In the entries below, the word "Яндекс" appears on some lines. Copy each of those lines.

Start of Block

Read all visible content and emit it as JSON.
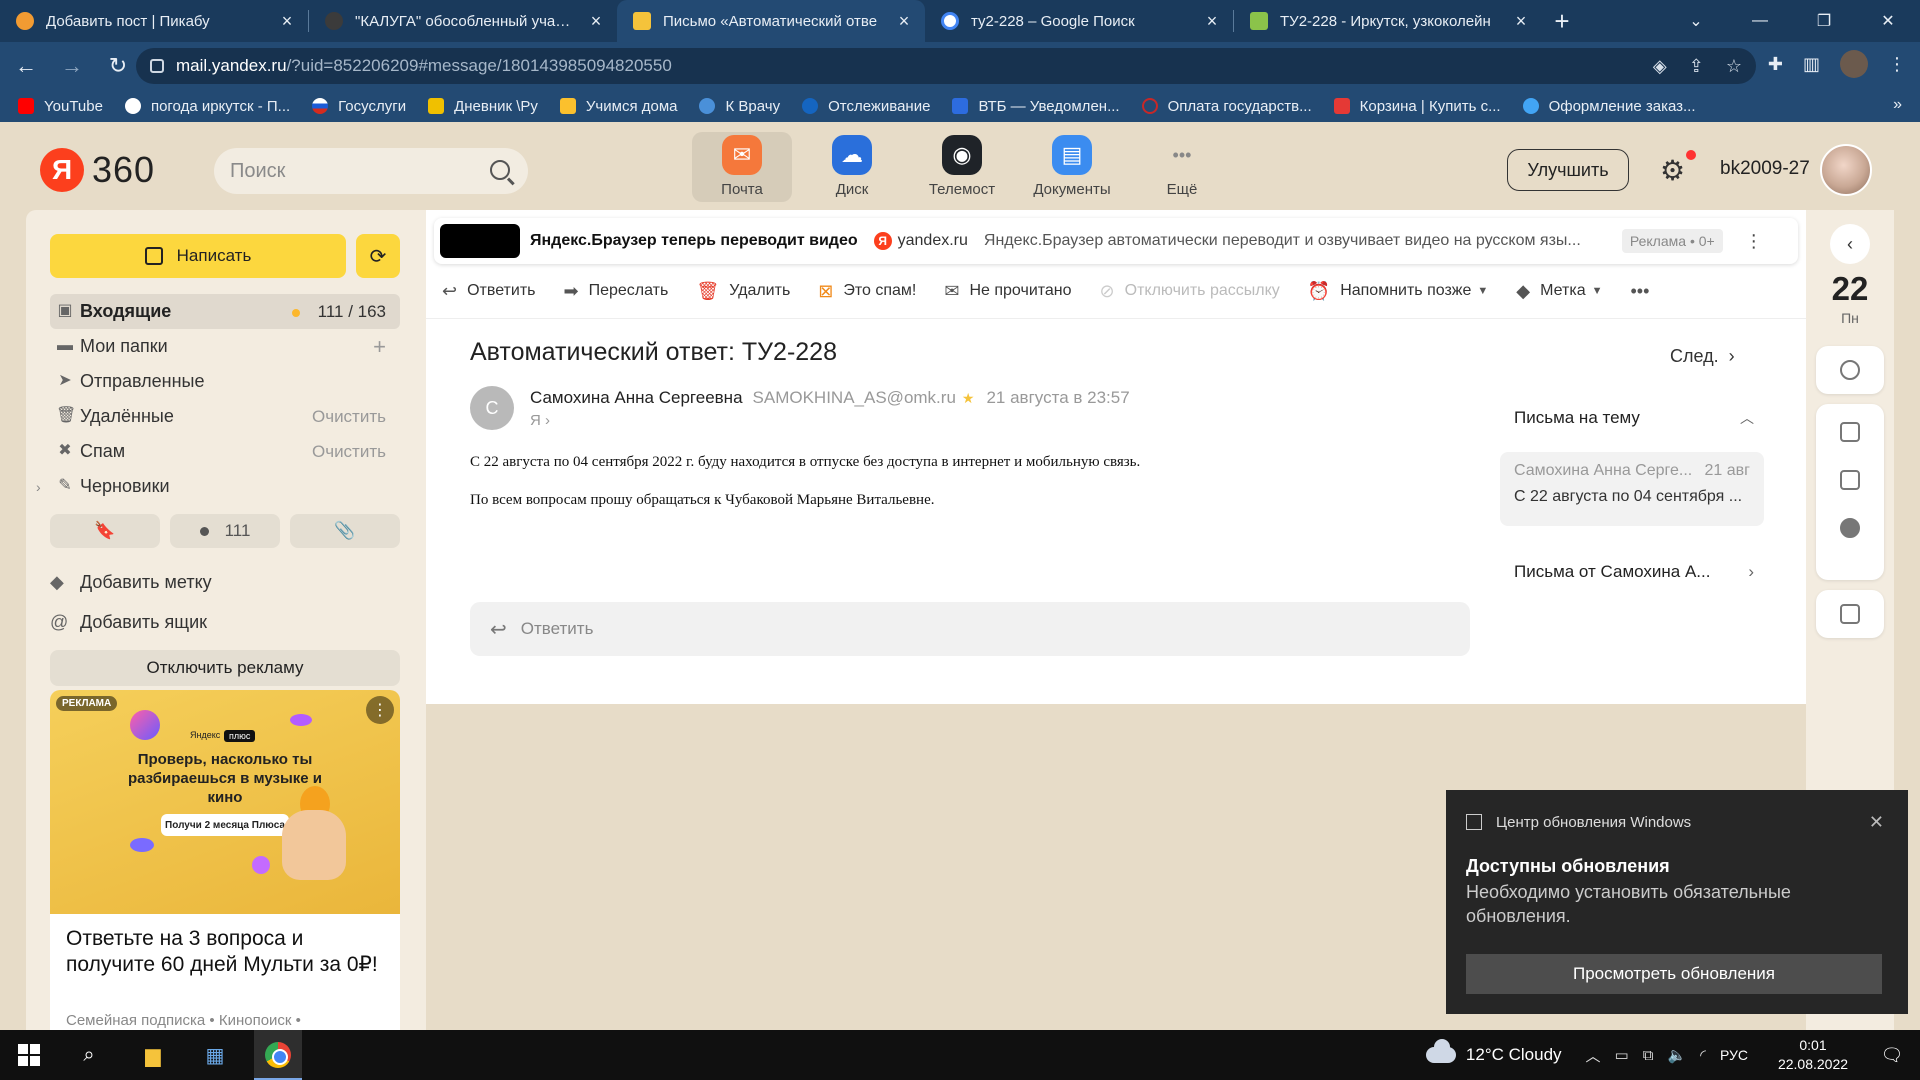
{
  "browser": {
    "tabs": [
      {
        "title": "Добавить пост | Пикабу",
        "fav_color": "#f29b32"
      },
      {
        "title": "\"КАЛУГА\" обособленный участо",
        "fav_color": "#3b3b3b"
      },
      {
        "title": "Письмо «Автоматический отве",
        "fav_color": "#f5c33b"
      },
      {
        "title": "ту2-228 – Google Поиск",
        "fav_color": "#ffffff"
      },
      {
        "title": "ТУ2-228 - Иркутск, узкоколейн",
        "fav_color": "#8bc34a"
      }
    ],
    "url_domain": "mail.yandex.ru",
    "url_rest": "/?uid=852206209#message/180143985094820550",
    "bookmarks": [
      {
        "label": "YouTube",
        "color": "#ff0000"
      },
      {
        "label": "погода иркутск - П...",
        "color": "#ffffff"
      },
      {
        "label": "Госуслуги",
        "color": "#d52b1e"
      },
      {
        "label": "Дневник \\Ру",
        "color": "#f0c000"
      },
      {
        "label": "Учимся дома",
        "color": "#fbc02d"
      },
      {
        "label": "К Врачу",
        "color": "#4a90d9"
      },
      {
        "label": "Отслеживание",
        "color": "#1565c0"
      },
      {
        "label": "ВТБ — Уведомлен...",
        "color": "#2d6cdf"
      },
      {
        "label": "Оплата государств...",
        "color": "#c62828"
      },
      {
        "label": "Корзина | Купить с...",
        "color": "#e53935"
      },
      {
        "label": "Оформление заказ...",
        "color": "#42a5f5"
      }
    ]
  },
  "header": {
    "logo_letter": "Я",
    "logo_text": "360",
    "search_placeholder": "Поиск",
    "apps": [
      {
        "label": "Почта",
        "color": "#f5783b",
        "glyph": "✉"
      },
      {
        "label": "Диск",
        "color": "#2a6fdb",
        "glyph": "☁"
      },
      {
        "label": "Телемост",
        "color": "#1f2328",
        "glyph": "◉"
      },
      {
        "label": "Документы",
        "color": "#3b8cf0",
        "glyph": "▤"
      },
      {
        "label": "Ещё",
        "color": "#f3ece0",
        "glyph": "•••"
      }
    ],
    "upgrade_label": "Улучшить",
    "username": "bk2009-27"
  },
  "sidebar": {
    "compose_label": "Написать",
    "folders": [
      {
        "label": "Входящие",
        "count": "111 / 163",
        "icon": "▣"
      },
      {
        "label": "Мои папки",
        "action": "+",
        "icon": "▬"
      },
      {
        "label": "Отправленные",
        "icon": "➤"
      },
      {
        "label": "Удалённые",
        "action": "Очистить",
        "icon": "🗑"
      },
      {
        "label": "Спам",
        "action": "Очистить",
        "icon": "✖"
      },
      {
        "label": "Черновики",
        "icon": "✎",
        "caret": "›"
      }
    ],
    "unread_count": "111",
    "add_label": "Добавить метку",
    "add_mailbox": "Добавить ящик",
    "disable_ads": "Отключить рекламу",
    "ad": {
      "badge": "РЕКЛАМА",
      "brand": "Яндекс",
      "plus": "плюс",
      "headline": "Проверь, насколько ты разбираешься в музыке и кино",
      "pill": "Получи 2 месяца Плюса",
      "title": "Ответьте на 3 вопроса и получите 60 дней Мульти за 0₽!",
      "sub": "Семейная подписка • Кинопоиск •"
    }
  },
  "main": {
    "adbar": {
      "title": "Яндекс.Браузер теперь переводит видео",
      "domain": "yandex.ru",
      "desc": "Яндекс.Браузер автоматически переводит и озвучивает видео на русском язы...",
      "label": "Реклама • 0+"
    },
    "toolbar": {
      "reply": "Ответить",
      "forward": "Переслать",
      "delete": "Удалить",
      "spam": "Это спам!",
      "unread": "Не прочитано",
      "unsubscribe": "Отключить рассылку",
      "remind": "Напомнить позже",
      "label": "Метка"
    },
    "subject": "Автоматический ответ: ТУ2-228",
    "next_label": "След.",
    "sender": {
      "initial": "С",
      "name": "Самохина Анна Сергеевна",
      "email": "SAMOKHINA_AS@omk.ru",
      "date": "21 августа в 23:57",
      "to": "Я"
    },
    "body_line1": "С 22 августа по 04 сентября 2022 г. буду находится в отпуске без доступа в интернет и мобильную связь.",
    "body_line2": "По всем вопросам прошу обращаться к Чубаковой Марьяне Витальевне.",
    "reply_placeholder": "Ответить",
    "thread": {
      "heading": "Письма на тему",
      "item_from": "Самохина Анна Серге...",
      "item_date": "21 авг",
      "item_snippet": "С 22 августа по 04 сентября ...",
      "from_sender": "Письма от Самохина А..."
    }
  },
  "rail": {
    "day": "22",
    "dow": "Пн"
  },
  "toast": {
    "app": "Центр обновления Windows",
    "title": "Доступны обновления",
    "message": "Необходимо установить обязательные обновления.",
    "button": "Просмотреть обновления"
  },
  "taskbar": {
    "weather": "12°C  Cloudy",
    "lang": "РУС",
    "time": "0:01",
    "date": "22.08.2022"
  }
}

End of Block

- [Response for this exercise]:
      "brand": "Яндекс",
      "title": "Яндекс.Браузер теперь переводит видео",
      "desc": "Яндекс.Браузер автоматически переводит и озвучивает видео на русском язы...",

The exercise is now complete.